▶ What this task involves
This exercise calls for every line of the data below with the string "icon" in it.

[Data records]

*****

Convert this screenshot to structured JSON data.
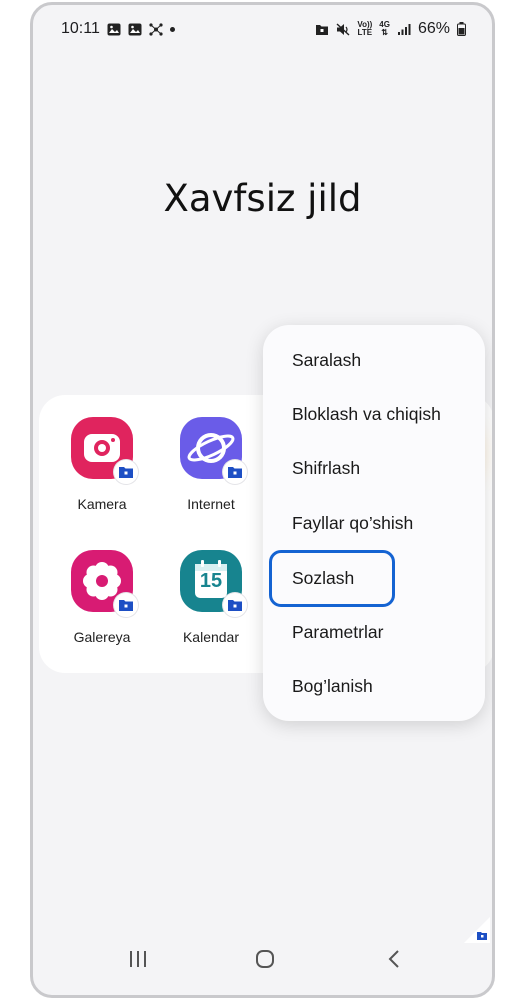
{
  "status_bar": {
    "time": "10:11",
    "battery": "66%",
    "network": "4G",
    "volte_line1": "Vo))",
    "volte_line2": "LTE"
  },
  "page": {
    "title": "Xavfsiz jild"
  },
  "apps": [
    {
      "label": "Kamera",
      "icon": "camera-icon",
      "color": "#e0245e"
    },
    {
      "label": "Internet",
      "icon": "internet-icon",
      "color": "#6a5ce8"
    },
    {
      "label": "Galereya",
      "icon": "gallery-icon",
      "color": "#d81b73"
    },
    {
      "label": "Kalendar",
      "icon": "calendar-icon",
      "color": "#17848f",
      "day": "15"
    }
  ],
  "menu": {
    "items": [
      "Saralash",
      "Bloklash va chiqish",
      "Shifrlash",
      "Fayllar qo’shish",
      "Sozlash",
      "Parametrlar",
      "Bog’lanish"
    ],
    "highlighted_index": 4
  },
  "colors": {
    "highlight": "#1463d2",
    "lock_badge": "#1d4fc4"
  }
}
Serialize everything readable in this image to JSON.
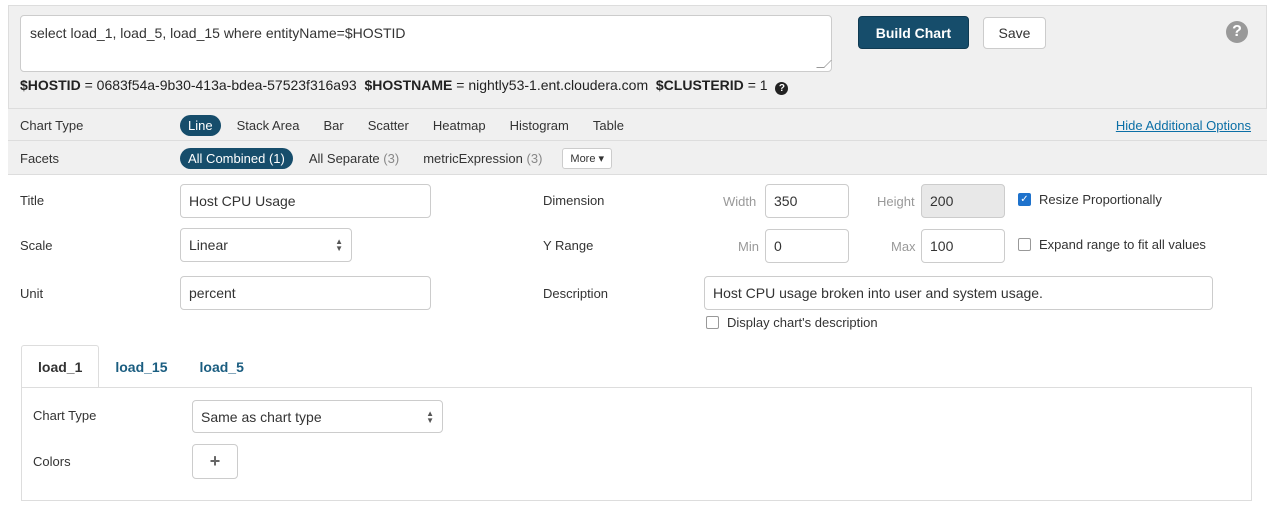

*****

▶ Exercise response
      "icon": "camera-icon",
      "icon": "internet-icon",
      "icon": "gallery-icon",
      "icon": "calendar-icon",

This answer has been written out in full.